#### [WHAT YOU ARE ASKED TO DO]
Counting only lines below that contain the string "JSON", give the total as a single number.

(Records contained in a dataset)
•••••
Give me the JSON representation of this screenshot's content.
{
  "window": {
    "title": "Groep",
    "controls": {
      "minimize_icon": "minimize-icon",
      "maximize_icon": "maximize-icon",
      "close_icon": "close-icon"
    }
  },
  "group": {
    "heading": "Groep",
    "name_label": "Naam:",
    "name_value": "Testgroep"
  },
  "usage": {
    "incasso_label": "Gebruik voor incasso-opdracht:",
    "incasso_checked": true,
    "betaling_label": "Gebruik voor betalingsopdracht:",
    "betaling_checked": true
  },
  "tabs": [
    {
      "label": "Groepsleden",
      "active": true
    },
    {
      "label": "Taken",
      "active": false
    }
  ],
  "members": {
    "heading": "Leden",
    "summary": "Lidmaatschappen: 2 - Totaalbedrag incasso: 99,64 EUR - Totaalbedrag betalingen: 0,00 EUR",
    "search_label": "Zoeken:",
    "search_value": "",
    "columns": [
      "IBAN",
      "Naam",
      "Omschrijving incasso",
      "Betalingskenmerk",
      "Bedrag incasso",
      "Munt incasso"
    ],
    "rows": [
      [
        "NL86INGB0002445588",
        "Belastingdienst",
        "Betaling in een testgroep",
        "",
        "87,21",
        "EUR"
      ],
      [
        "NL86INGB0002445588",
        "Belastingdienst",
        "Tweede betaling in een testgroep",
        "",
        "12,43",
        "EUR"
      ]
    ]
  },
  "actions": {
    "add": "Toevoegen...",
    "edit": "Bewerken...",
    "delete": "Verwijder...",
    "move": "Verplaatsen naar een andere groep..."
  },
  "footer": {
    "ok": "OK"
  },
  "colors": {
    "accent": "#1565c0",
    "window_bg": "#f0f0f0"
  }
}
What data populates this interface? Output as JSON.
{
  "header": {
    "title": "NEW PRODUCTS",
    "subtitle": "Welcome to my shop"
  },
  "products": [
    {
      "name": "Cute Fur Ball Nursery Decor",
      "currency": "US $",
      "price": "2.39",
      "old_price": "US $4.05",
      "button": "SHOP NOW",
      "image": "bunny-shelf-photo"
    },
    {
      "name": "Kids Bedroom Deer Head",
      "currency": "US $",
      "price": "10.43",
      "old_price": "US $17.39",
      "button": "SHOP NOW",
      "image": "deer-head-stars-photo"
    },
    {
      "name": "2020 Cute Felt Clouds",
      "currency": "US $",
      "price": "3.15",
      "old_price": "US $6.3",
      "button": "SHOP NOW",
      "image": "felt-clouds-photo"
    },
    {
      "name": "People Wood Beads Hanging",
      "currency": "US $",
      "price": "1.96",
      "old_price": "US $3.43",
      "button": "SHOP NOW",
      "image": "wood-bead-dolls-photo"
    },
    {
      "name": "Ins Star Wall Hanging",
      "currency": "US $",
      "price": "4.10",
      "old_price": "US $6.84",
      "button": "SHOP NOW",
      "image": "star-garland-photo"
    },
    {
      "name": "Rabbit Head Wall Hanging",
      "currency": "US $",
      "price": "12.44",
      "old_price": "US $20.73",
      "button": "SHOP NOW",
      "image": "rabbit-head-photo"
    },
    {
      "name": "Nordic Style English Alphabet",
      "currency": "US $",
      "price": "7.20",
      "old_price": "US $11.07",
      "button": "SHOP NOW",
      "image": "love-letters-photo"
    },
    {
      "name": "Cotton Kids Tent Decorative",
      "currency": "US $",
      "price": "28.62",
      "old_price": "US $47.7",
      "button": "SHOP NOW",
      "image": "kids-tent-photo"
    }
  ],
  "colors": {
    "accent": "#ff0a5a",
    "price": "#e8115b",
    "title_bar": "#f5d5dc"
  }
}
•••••
#### [TASK SOLUTION]
2